Elevator Electrical Code | Elevator Training Courses | Elevator Rescue Training Video

In this elevator rescue training video, Carolina Fire Days Instructors Chris Smity and Geoff Davis of District of Columbia Fire Department (DCFD) provide an in-depth look at elevator rescues, starting with basic operation and rescue techniques and progressing to last-resort elevator rope rescues. This is Video 3 of the 19-week video series, highlighting how to disconnect elevator power to keep rescue crews safe. Don’t forget to lock out and tag out!  Here is a transcript of this video:


Electric or hydraulic. There’s going to be two separate disconnect boxes. The main line disconnect is going to be the larger of the two boxes. So up to 600 volts … the majority of what we’re seeing is 220, perhaps some bigger elevators, other places up to 600. But the high voltage line voltage side of that is going to be in the larger of the disconnect.

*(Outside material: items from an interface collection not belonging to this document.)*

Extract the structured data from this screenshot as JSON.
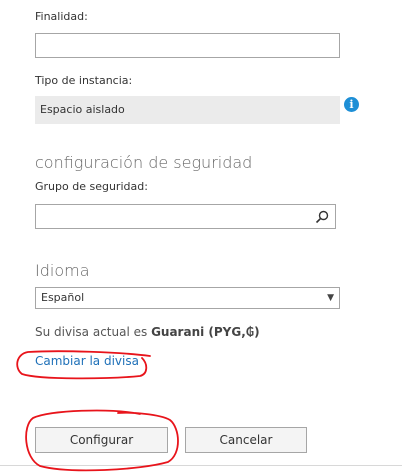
{
  "purpose": {
    "label": "Finalidad:",
    "value": ""
  },
  "instance_type": {
    "label": "Tipo de instancia:",
    "value": "Espacio aislado",
    "info_icon": "info-icon",
    "info_glyph": "i"
  },
  "security": {
    "heading": "configuración de seguridad",
    "group_label": "Grupo de seguridad:",
    "group_value": "",
    "search_icon": "search-icon"
  },
  "language": {
    "heading": "Idioma",
    "selected": "Español",
    "arrow_glyph": "▼"
  },
  "currency": {
    "prefix": "Su divisa actual es ",
    "name": "Guarani (PYG,₲)",
    "change_link": "Cambiar la divisa"
  },
  "actions": {
    "configure_label": "Configurar",
    "cancel_label": "Cancelar"
  },
  "colors": {
    "link": "#1e70b8",
    "info_icon": "#1e8fd6",
    "annotation": "#e8141b"
  }
}
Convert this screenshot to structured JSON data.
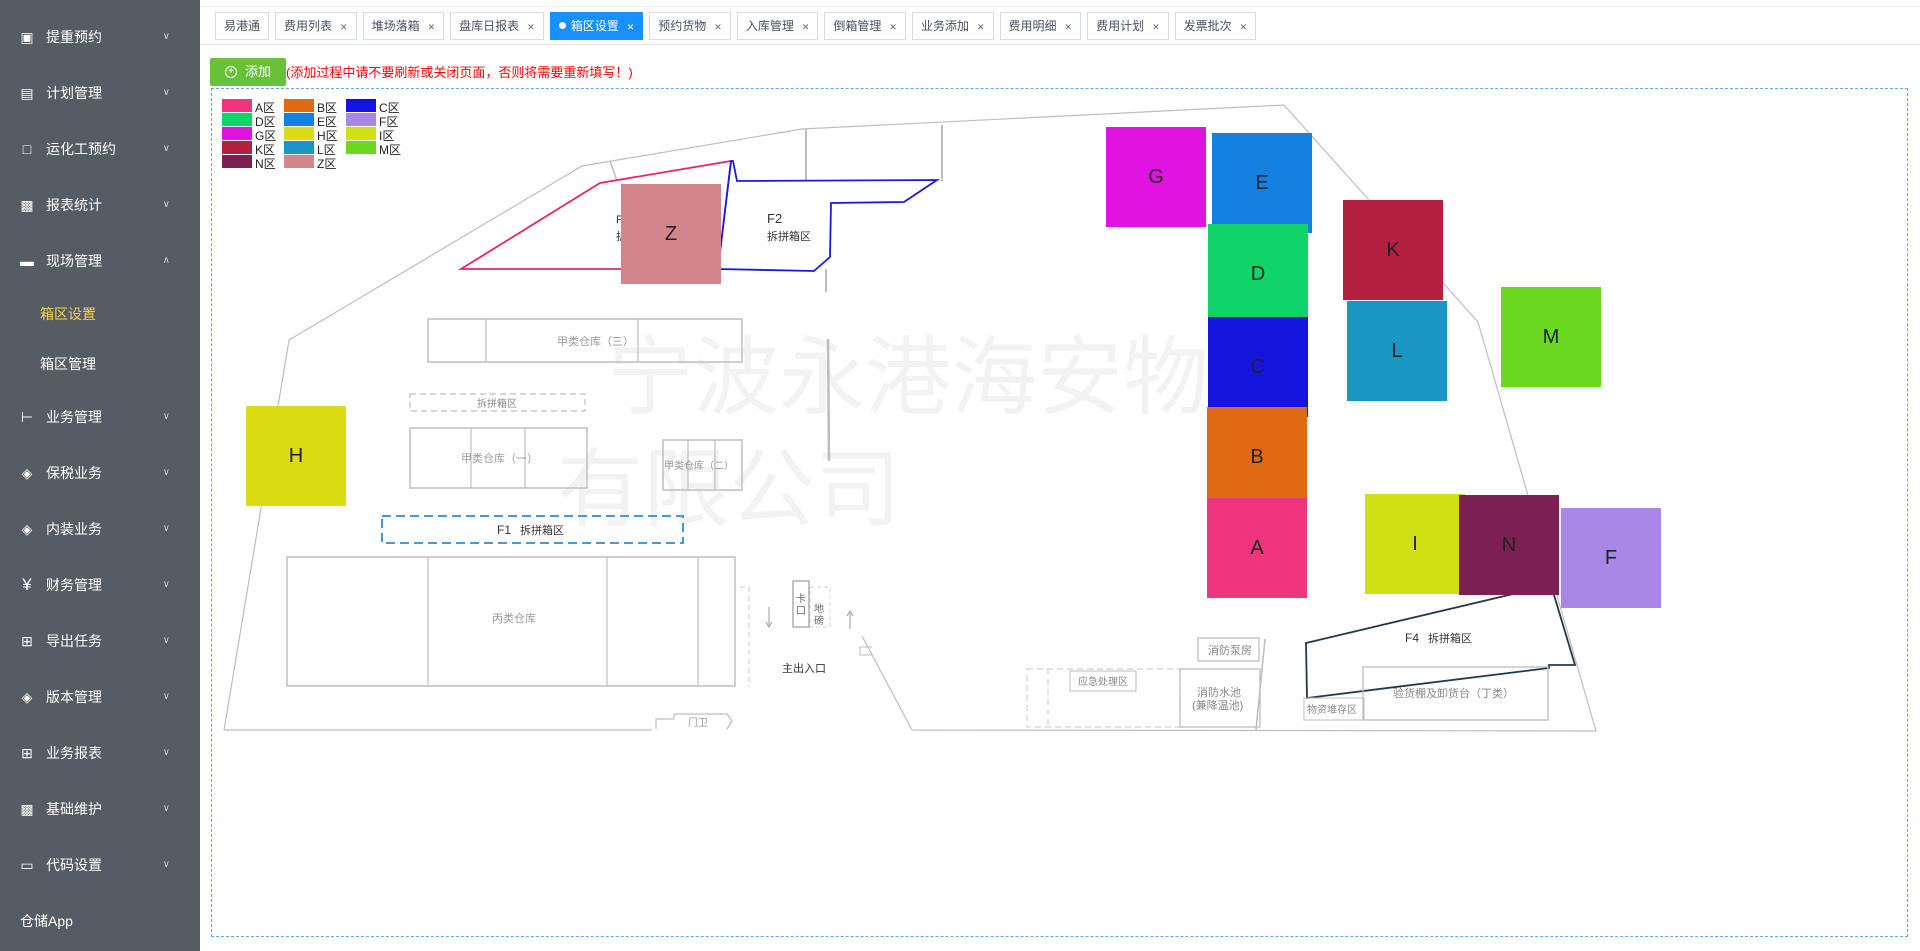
{
  "sidebar": {
    "items": [
      {
        "label": "提重预约",
        "icon": "monitor-icon"
      },
      {
        "label": "计划管理",
        "icon": "document-icon"
      },
      {
        "label": "运化工预约",
        "icon": "picture-icon"
      },
      {
        "label": "报表统计",
        "icon": "report-icon"
      },
      {
        "label": "现场管理",
        "icon": "folder-icon"
      },
      {
        "label": "业务管理",
        "icon": "tree-icon"
      },
      {
        "label": "保税业务",
        "icon": "box-icon"
      },
      {
        "label": "内装业务",
        "icon": "box-icon"
      },
      {
        "label": "财务管理",
        "icon": "yen-icon"
      },
      {
        "label": "导出任务",
        "icon": "grid-icon"
      },
      {
        "label": "版本管理",
        "icon": "box-icon"
      },
      {
        "label": "业务报表",
        "icon": "grid-icon"
      },
      {
        "label": "基础维护",
        "icon": "image-icon"
      },
      {
        "label": "代码设置",
        "icon": "window-icon"
      }
    ],
    "sub_items": [
      "箱区设置",
      "箱区管理"
    ],
    "bottom": "仓储App"
  },
  "tabs": [
    {
      "label": "易港通",
      "closable": false,
      "active": false
    },
    {
      "label": "费用列表",
      "closable": true,
      "active": false
    },
    {
      "label": "堆场落箱",
      "closable": true,
      "active": false
    },
    {
      "label": "盘库日报表",
      "closable": true,
      "active": false
    },
    {
      "label": "箱区设置",
      "closable": true,
      "active": true
    },
    {
      "label": "预约货物",
      "closable": true,
      "active": false
    },
    {
      "label": "入库管理",
      "closable": true,
      "active": false
    },
    {
      "label": "倒箱管理",
      "closable": true,
      "active": false
    },
    {
      "label": "业务添加",
      "closable": true,
      "active": false
    },
    {
      "label": "费用明细",
      "closable": true,
      "active": false
    },
    {
      "label": "费用计划",
      "closable": true,
      "active": false
    },
    {
      "label": "发票批次",
      "closable": true,
      "active": false
    }
  ],
  "toolbar": {
    "add_label": "添加",
    "warning": "(添加过程中请不要刷新或关闭页面，否则将需要重新填写！)"
  },
  "legend": [
    {
      "label": "A区",
      "color": "#f0357c"
    },
    {
      "label": "B区",
      "color": "#e06a14"
    },
    {
      "label": "C区",
      "color": "#1414dc"
    },
    {
      "label": "D区",
      "color": "#10d46a"
    },
    {
      "label": "E区",
      "color": "#1480e0"
    },
    {
      "label": "F区",
      "color": "#a887e6"
    },
    {
      "label": "G区",
      "color": "#e014e0"
    },
    {
      "label": "H区",
      "color": "#dcdc14"
    },
    {
      "label": "I区",
      "color": "#cfe014"
    },
    {
      "label": "K区",
      "color": "#b42040"
    },
    {
      "label": "L区",
      "color": "#1a96c4"
    },
    {
      "label": "M区",
      "color": "#6ad81e"
    },
    {
      "label": "N区",
      "color": "#7c2054"
    },
    {
      "label": "Z区",
      "color": "#d2868c"
    }
  ],
  "zones": [
    {
      "label": "G",
      "color": "#e014e0"
    },
    {
      "label": "E",
      "color": "#1480e0"
    },
    {
      "label": "D",
      "color": "#10d46a"
    },
    {
      "label": "C",
      "color": "#1414dc"
    },
    {
      "label": "B",
      "color": "#e06a14"
    },
    {
      "label": "A",
      "color": "#f0357c"
    },
    {
      "label": "K",
      "color": "#b42040"
    },
    {
      "label": "L",
      "color": "#1a96c4"
    },
    {
      "label": "M",
      "color": "#6ad81e"
    },
    {
      "label": "H",
      "color": "#dcdc14"
    },
    {
      "label": "I",
      "color": "#cfe014"
    },
    {
      "label": "N",
      "color": "#7c2054"
    },
    {
      "label": "F",
      "color": "#a887e6"
    },
    {
      "label": "Z",
      "color": "#d2868c"
    }
  ],
  "map_labels": {
    "f2": "F2",
    "f2_sub": "拆拼箱区",
    "jia3": "甲类仓库（三）",
    "chaipin": "拆拼箱区",
    "jia1": "甲类仓库（一）",
    "jia2": "甲类仓库（二）",
    "f1": "F1",
    "f1_sub": "拆拼箱区",
    "bing": "丙类仓库",
    "kakou": "卡口",
    "dibang": "地磅",
    "main_entrance": "主出入口",
    "menwei": "门卫",
    "xiaofang_beng": "消防泵房",
    "yingji": "应急处理区",
    "xiaofang_chi": "消防水池",
    "xiaofang_chi_sub": "(兼降温池)",
    "f4": "F4",
    "f4_sub": "拆拼箱区",
    "yanhuo": "验货棚及卸货台（丁类）",
    "wuzi": "物资堆存区",
    "watermark_1": "宁波永港海安物流",
    "watermark_2": "有限公司"
  }
}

That’s the one we’re aiming for when we get into the other machine room (unintelligible). and commercial ability. 110 will never be the line to both of those, but so we typically leave those alone.

 Big box high voltage that secures power, that makes the elevator safe, small box, leave it on. That’s the lights, that’s the fans, that’s the communication.

They might have a little TV that can watch ESPN on what we’re doing our thing. Leave that alone. big conduit coming in. Big box. Big box. Smaller boxes. Right. A lot of times the elevator mechanics are going to do the exact thing for you. They’re going to tell you, you know, spread from main service building. Do not mess with these.

I’m going to default to tell you to be as safe as possible by hitting this.